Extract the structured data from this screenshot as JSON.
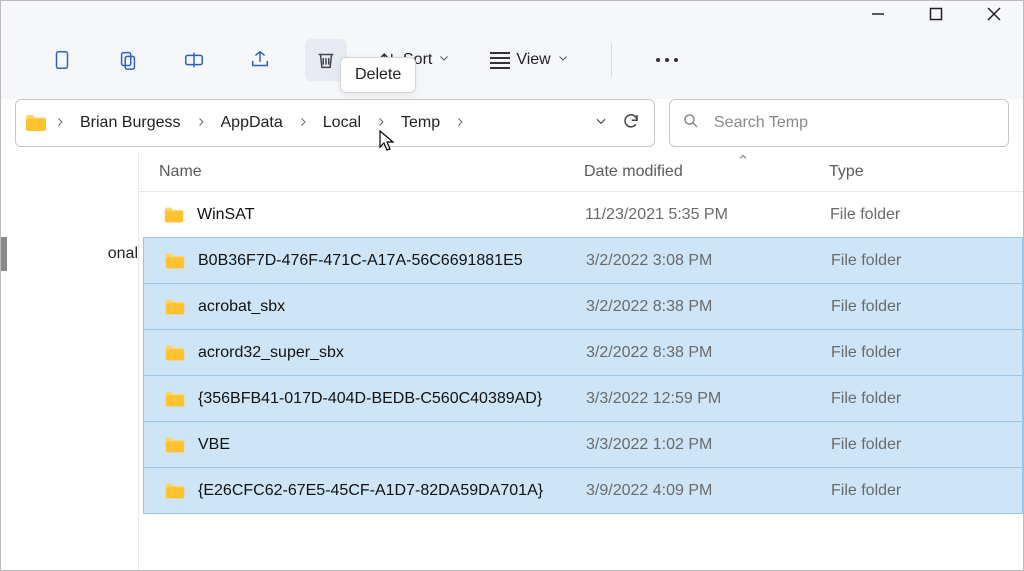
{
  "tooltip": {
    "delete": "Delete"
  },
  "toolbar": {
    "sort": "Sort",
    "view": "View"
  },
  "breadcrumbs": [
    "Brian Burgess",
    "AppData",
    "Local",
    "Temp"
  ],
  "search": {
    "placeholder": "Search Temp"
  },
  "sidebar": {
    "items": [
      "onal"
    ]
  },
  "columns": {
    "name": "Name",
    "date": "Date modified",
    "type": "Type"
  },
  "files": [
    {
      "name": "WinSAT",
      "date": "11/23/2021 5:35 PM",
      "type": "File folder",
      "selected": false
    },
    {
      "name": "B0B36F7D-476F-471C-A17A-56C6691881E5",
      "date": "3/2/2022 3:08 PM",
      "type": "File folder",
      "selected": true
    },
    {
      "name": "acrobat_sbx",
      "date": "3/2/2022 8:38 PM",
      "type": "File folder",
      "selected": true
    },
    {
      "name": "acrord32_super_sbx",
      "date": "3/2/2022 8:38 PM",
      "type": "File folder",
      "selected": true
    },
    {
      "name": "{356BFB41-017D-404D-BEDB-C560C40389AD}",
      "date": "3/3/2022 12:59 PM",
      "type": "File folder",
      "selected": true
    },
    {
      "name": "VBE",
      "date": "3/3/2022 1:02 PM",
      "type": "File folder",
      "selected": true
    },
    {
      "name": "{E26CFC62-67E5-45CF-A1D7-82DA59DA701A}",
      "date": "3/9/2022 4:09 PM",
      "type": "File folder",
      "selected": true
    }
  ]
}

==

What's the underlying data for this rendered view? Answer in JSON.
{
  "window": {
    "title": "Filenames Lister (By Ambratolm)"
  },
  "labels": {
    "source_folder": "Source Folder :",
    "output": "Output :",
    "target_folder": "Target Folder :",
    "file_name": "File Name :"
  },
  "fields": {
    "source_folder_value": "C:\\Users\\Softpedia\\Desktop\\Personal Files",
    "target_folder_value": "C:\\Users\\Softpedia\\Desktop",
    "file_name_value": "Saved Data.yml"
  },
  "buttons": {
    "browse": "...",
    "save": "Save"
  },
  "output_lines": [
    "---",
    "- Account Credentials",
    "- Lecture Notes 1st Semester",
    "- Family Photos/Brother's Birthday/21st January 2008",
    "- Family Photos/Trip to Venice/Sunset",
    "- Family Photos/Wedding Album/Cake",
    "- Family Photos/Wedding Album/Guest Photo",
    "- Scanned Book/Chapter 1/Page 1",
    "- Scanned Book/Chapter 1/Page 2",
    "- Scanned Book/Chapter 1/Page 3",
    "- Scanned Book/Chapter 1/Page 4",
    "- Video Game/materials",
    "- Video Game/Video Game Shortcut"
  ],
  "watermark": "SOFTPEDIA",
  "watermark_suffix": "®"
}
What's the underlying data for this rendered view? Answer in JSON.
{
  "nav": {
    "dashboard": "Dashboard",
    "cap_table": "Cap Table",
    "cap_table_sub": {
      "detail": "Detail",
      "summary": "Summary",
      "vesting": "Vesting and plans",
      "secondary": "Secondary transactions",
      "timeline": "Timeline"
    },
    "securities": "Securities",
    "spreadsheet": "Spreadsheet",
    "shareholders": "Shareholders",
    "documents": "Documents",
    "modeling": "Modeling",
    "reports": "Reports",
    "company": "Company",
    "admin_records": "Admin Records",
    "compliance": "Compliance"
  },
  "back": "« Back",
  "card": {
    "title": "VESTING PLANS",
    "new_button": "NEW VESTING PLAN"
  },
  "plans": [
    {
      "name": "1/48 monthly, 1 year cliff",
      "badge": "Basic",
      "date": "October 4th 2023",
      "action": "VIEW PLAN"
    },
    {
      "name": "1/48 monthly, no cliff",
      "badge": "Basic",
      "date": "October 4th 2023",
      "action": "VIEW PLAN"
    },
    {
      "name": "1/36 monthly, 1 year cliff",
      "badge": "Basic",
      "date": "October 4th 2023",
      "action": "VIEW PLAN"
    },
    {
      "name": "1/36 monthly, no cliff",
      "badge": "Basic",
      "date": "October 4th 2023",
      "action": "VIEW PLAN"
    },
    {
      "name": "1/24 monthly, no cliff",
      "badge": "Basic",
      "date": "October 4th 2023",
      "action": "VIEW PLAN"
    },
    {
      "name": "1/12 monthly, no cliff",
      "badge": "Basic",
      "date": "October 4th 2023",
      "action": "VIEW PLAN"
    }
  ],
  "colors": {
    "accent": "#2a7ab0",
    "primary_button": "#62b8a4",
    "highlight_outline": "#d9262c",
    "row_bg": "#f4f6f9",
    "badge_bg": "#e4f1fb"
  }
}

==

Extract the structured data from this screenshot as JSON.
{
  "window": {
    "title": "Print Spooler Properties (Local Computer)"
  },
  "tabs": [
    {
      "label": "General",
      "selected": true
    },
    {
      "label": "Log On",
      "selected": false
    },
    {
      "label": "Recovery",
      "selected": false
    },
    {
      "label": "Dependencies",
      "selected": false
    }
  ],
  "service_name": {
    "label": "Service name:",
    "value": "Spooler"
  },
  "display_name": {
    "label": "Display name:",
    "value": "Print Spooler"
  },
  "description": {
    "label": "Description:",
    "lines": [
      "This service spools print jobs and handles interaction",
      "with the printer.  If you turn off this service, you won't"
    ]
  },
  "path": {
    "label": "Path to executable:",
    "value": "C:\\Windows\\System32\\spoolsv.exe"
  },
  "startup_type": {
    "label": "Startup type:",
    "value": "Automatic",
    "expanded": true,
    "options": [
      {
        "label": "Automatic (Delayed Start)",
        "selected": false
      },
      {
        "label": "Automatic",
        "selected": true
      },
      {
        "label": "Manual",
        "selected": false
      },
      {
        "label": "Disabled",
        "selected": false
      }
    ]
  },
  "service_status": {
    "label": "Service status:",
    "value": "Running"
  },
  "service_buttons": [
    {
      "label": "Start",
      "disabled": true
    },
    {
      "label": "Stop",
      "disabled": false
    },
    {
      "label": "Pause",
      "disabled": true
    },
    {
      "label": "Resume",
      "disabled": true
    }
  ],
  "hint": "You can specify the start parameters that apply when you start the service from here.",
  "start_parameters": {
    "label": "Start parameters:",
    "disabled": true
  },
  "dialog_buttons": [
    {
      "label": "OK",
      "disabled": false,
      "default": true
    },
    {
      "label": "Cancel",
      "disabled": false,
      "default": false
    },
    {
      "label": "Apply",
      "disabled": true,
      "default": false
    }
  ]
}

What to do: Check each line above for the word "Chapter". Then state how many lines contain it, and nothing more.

Written response: 4